  • Microscopy

Visual examination

The palmette leaves were once painted alternately black and red with white outlines. Today this is only visible on the lower left palmette. This is also the case with the black background around the palmettes whereas the background surrounding the other palmettes appears today as a pale greyish tone. The black background surrounding the palmettes has been mixed with small grains of Egyptian blue is used on the volutes, roll and concave band.The background below each palmette is painted red, as is the upper band. The skin has been painted a pale pink colour but this is only preserved on the right side of the face. The lips are painted red. The eyes, upper and lower rim and eyebrows are painted black. The hair is painted red on top of black. The diadem on top of the head is painted red. Red is also to be found unintentionally applied on the white volute below the palmettes.

Technical imaging

VIL: The VIL-imaging reveals the extensive use of Egyptian blue on the background around the palmettes and the outer leaves of the lotus flower which means that black was mixed with Egyptian blue to obtain a bluish-black effect. A few bright white particles are observed on the right side of the face The particles distributed in the hair appear more fine-grained than on the face.

UV-FL: The UV-FL image did not provide any useful information.

IR: The IR was performed to obtain information on under drawings, but the images did not yield any useful results.

Other types of investigation

Sampling A sampling strategy was developed on the basis of the preliminary investigation. Small samples are taken and prepared for cross-section and subsequent analysis in order to identify the different pigments.

Sample 1: Skin colour from the right cheek Sample 2: Red from the left side of the hair Sample 3: Greyish-black from the background surrounding the palmettes.

Microscopy of cross section: Visual inspection using an optical microscope shows that the pigments in the cross-section of all samples have been applied in a very thin layer on top of a whitish ground with few red grains. The flesh colour is a mixture of black and bright red grains in a white matrix. The cross-section taken from the hair shows a thin black layer with a thicker red layer on top.


J. Christiansen and N.A. Winter (2010), Etruria I. Ny Carlsberg Glyptotek. Copenhagen, 104, cat. No. 47.

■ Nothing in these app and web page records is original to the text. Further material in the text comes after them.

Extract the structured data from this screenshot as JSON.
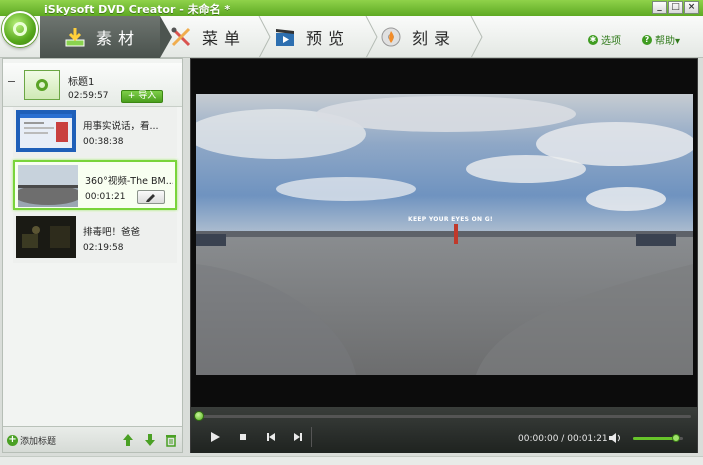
{
  "window": {
    "title": "iSkysoft DVD Creator - 未命名 *",
    "buttons": [
      "_",
      "□",
      "×"
    ]
  },
  "tabs": [
    {
      "label": "素材",
      "active": true,
      "icon": "import-icon"
    },
    {
      "label": "菜单",
      "active": false,
      "icon": "menu-tools-icon"
    },
    {
      "label": "预览",
      "active": false,
      "icon": "clapperboard-icon"
    },
    {
      "label": "刻录",
      "active": false,
      "icon": "burn-disc-icon"
    }
  ],
  "toolbar_links": {
    "options": "选项",
    "help": "帮助▾"
  },
  "project": {
    "title": "标题1",
    "duration": "02:59:57",
    "import_label": "+ 导入"
  },
  "items": [
    {
      "title": "用事实说话，看...",
      "duration": "00:38:38",
      "selected": false
    },
    {
      "title": "360°视频-The BM...",
      "duration": "00:01:21",
      "selected": true
    },
    {
      "title": "排毒吧！爸爸",
      "duration": "02:19:58",
      "selected": false
    }
  ],
  "left_bottom": {
    "add_title": "添加标题"
  },
  "video": {
    "caption": "KEEP YOUR EYES ON G!"
  },
  "player": {
    "current_time": "00:00:00",
    "total_time": "00:01:21",
    "time_separator": "/",
    "progress": 0.0,
    "volume": 0.85
  },
  "colors": {
    "accent_green": "#5ea923",
    "selection_border": "#79d43b",
    "preview_bg": "#0c0c0c"
  }
}
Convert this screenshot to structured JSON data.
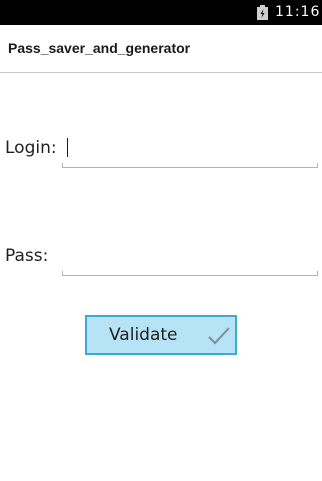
{
  "status_bar": {
    "time": "11:16",
    "icons": [
      "battery-icon"
    ]
  },
  "app_title": "Pass_saver_and_generator",
  "form": {
    "login_label": "Login:",
    "login_value": "",
    "pass_label": "Pass:",
    "pass_value": "",
    "validate_label": "Validate",
    "validate_icon": "checkmark-icon"
  },
  "colors": {
    "button_fill": "#b6e3f6",
    "button_border": "#3fa9d6",
    "status_bar": "#000000"
  }
}
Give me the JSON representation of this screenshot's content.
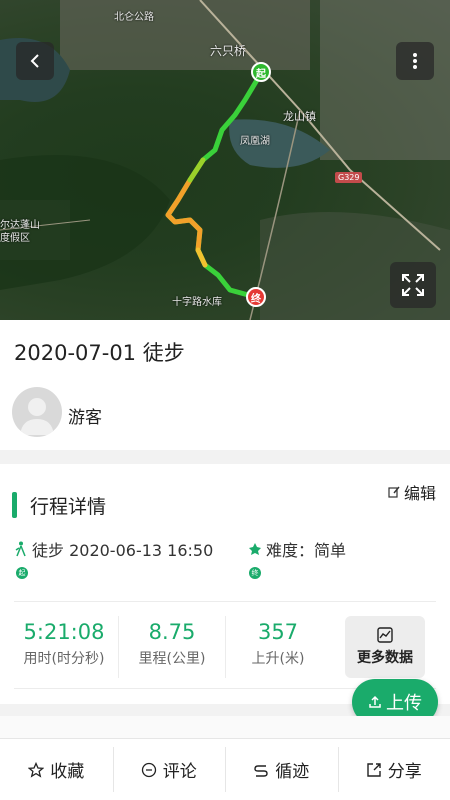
{
  "map": {
    "labels": {
      "town1": "六只桥",
      "town2": "龙山镇",
      "lake": "凤凰湖",
      "scenic": "尔达蓬山",
      "resort": "度假区",
      "reservoir": "十字路水库",
      "road": "G329",
      "top_town": "北仑公路"
    },
    "start_marker": "起",
    "end_marker": "终",
    "track_colors": [
      "#3ad13a",
      "#9bd12a",
      "#f2c230",
      "#f28a2a"
    ]
  },
  "trip": {
    "title": "2020-07-01 徒步",
    "user_name": "游客"
  },
  "details": {
    "section_title": "行程详情",
    "edit_label": "编辑",
    "activity": "徒步 2020-06-13 16:50",
    "difficulty": "难度：简单",
    "pin_a": "起",
    "pin_b": "终",
    "stats": [
      {
        "value": "5:21:08",
        "label": "用时(时分秒)"
      },
      {
        "value": "8.75",
        "label": "里程(公里)"
      },
      {
        "value": "357",
        "label": "上升(米)"
      }
    ],
    "more_data_label": "更多数据",
    "upload_label": "上传"
  },
  "bottom_bar": {
    "tabs": [
      {
        "label": "收藏",
        "icon": "star-icon"
      },
      {
        "label": "评论",
        "icon": "comment-icon"
      },
      {
        "label": "循迹",
        "icon": "route-icon"
      },
      {
        "label": "分享",
        "icon": "share-icon"
      }
    ]
  },
  "colors": {
    "accent": "#1aab6b",
    "start": "#2fb82f",
    "end": "#e53935"
  }
}
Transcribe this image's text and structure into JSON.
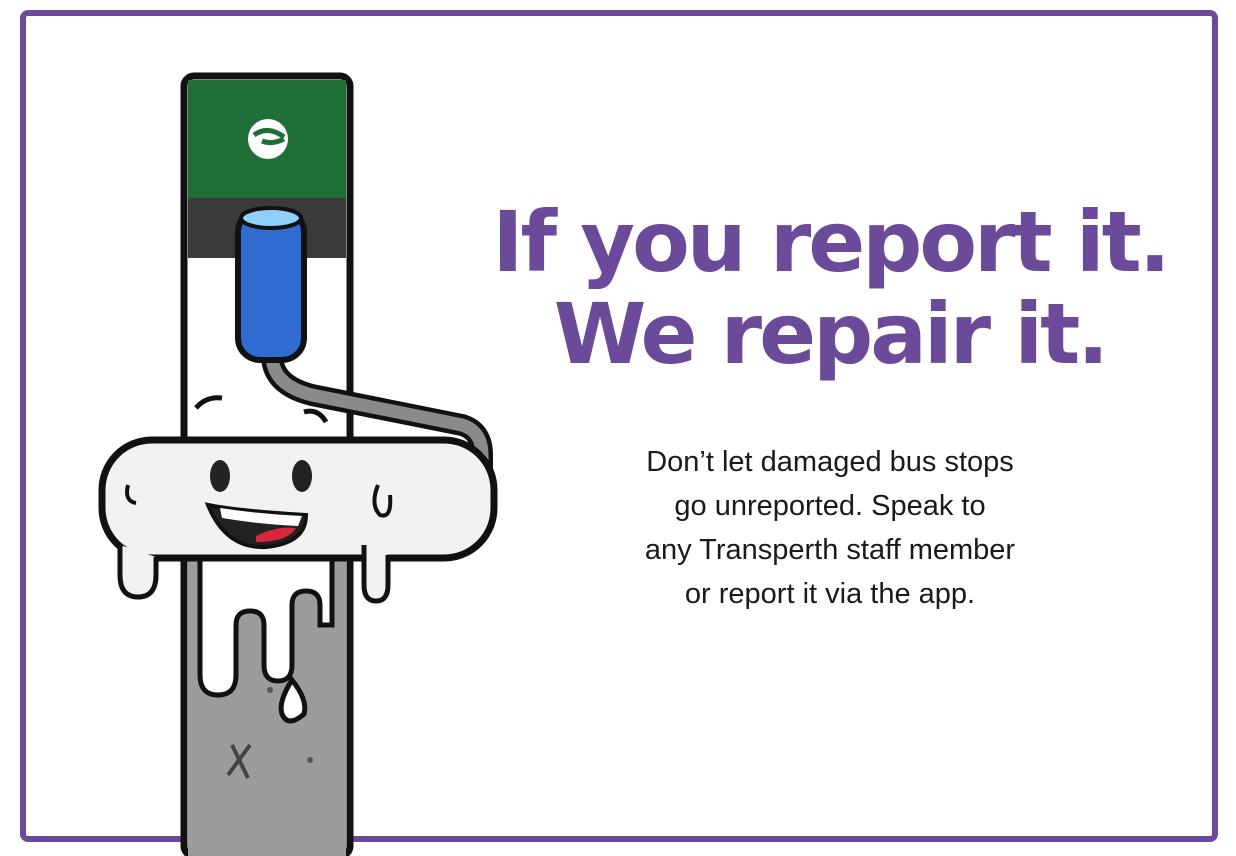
{
  "poster": {
    "headline_line1": "If you report it.",
    "headline_line2": "We repair it.",
    "body_lines": [
      "Don’t let damaged bus stops",
      "go unreported. Speak to",
      "any Transperth staff member",
      "or report it via the app."
    ]
  },
  "colors": {
    "accent": "#6b4a9a",
    "pole_green": "#1f6e35",
    "roller_blue": "#2f6bd0",
    "pole_grey": "#9a9a9a"
  },
  "icons": {
    "logo": "transperth-logo-icon",
    "illustration": "paint-roller-character"
  }
}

M.S. Sargent (2012) Investigation into the polychromy of some 5th century BCE Etruscan architectural terracottas In: J.S. Østergaard (ed.), Tracking Colour. The polychromy of Greek and Roman sculpture in the Ny Carlsberg Glyptotek. Preliminary report 4. Copenhagen, 26-44.

C. Brøns (1), S. B. Hedegaard & K. L. Rasmussen (2018), The real thing? Studies of polychromy and Authenticity of Etruscan Pinakes at the Ny Carlsberg Glyptotek. Studi Etruschi LXXIX – MMXIV, 195-223.

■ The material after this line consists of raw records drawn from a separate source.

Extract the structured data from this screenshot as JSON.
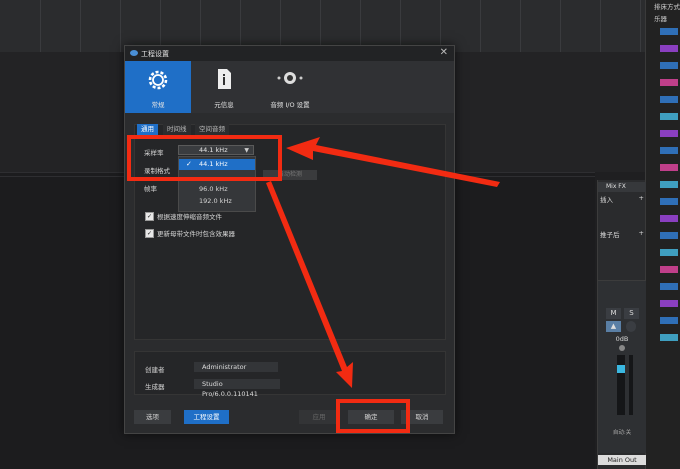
{
  "background": {
    "right_panel_texts": [
      "排床方式",
      "乐器"
    ],
    "mixer": {
      "fx_header": "Mix FX",
      "insert_label": "插入",
      "send_label": "推子后",
      "mute_label": "M",
      "solo_label": "S",
      "level": "0dB",
      "auto_label": "自动:关",
      "channel_name": "Main Out"
    }
  },
  "dialog": {
    "title": "工程设置",
    "categories": [
      {
        "label": "常规",
        "icon": "gear-icon",
        "active": true
      },
      {
        "label": "元信息",
        "icon": "info-icon",
        "active": false
      },
      {
        "label": "音频 I/O 设置",
        "icon": "speaker-icon",
        "active": false
      }
    ],
    "tabs": [
      "通用",
      "时间线",
      "空间音频"
    ],
    "sample_rate_label": "采样率",
    "sample_rate_value": "44.1 kHz",
    "format_label": "录制格式",
    "framerate_label": "帧率",
    "sample_rate_options": [
      "44.1 kHz",
      "96.0 kHz",
      "192.0 kHz"
    ],
    "disabled_button": "自动检测",
    "checkbox_1": "根据速度伸缩音频文件",
    "checkbox_2": "更新母带文件时包含效果器",
    "creator_label": "创建者",
    "creator_value": "Administrator",
    "generator_label": "生成器",
    "generator_value": "Studio Pro/6.0.0.110141",
    "buttons": {
      "options": "选项",
      "project_settings": "工程设置",
      "apply": "应用",
      "ok": "确定",
      "cancel": "取消"
    }
  },
  "colors": {
    "accent": "#1f6fc7",
    "annotation": "#f22b12"
  }
}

S.B. Hedegaard (2018), Reconstructing Etruscan Architectural Polychromy: Antefixes from the Ny Carlsberg Glyptotek, in S. Bracci, G. Giachi, P. Liverani, P. Pallecchi & F. Paolucci (eds.) Polychromy in Ancient Sculpture and Architecture. Proceedings of the 7th Round Table, Florence, 4-7 November 2015, Sillabe, Florence, 36-42.

  • HIN 452
  • Antefix
  • c. 400 B.C.E.
  • Classical
  • Terracotta
  • Acquired in 1924 in Orvieto.
  • H. 37 cm.; W. 41.9 cm.

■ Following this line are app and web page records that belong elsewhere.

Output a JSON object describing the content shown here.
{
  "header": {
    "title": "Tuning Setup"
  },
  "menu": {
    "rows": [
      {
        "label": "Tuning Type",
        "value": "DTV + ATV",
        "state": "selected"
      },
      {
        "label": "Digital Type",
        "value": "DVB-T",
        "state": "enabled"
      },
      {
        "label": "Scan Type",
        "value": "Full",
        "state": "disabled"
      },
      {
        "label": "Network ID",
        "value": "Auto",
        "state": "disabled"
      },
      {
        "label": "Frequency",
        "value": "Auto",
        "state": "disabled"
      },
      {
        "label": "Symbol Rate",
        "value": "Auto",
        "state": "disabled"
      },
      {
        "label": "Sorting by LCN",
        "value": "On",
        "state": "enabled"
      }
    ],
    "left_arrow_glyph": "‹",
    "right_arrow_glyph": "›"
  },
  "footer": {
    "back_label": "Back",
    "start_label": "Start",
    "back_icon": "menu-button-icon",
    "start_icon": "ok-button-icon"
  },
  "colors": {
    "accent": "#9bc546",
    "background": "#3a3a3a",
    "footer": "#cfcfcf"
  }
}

Selected photos

  • Hin452_t_0
  • Hin452_d_face
  • Hin452_d_skin_rigth_side
  • Hin452_d_skin_x26
  • Hin452_d_hair
  • Hin452_d_palmette
  • Hin452_d_blackbluish_x26
  • Hin452_d_red_on_white_volute
  • Hin452_d_whiteground
  • Hin452_mi_1c_x10
  • Hin452_mi_2a_x20
  • Hin452_vil_t_0
  • Hin452_d_skin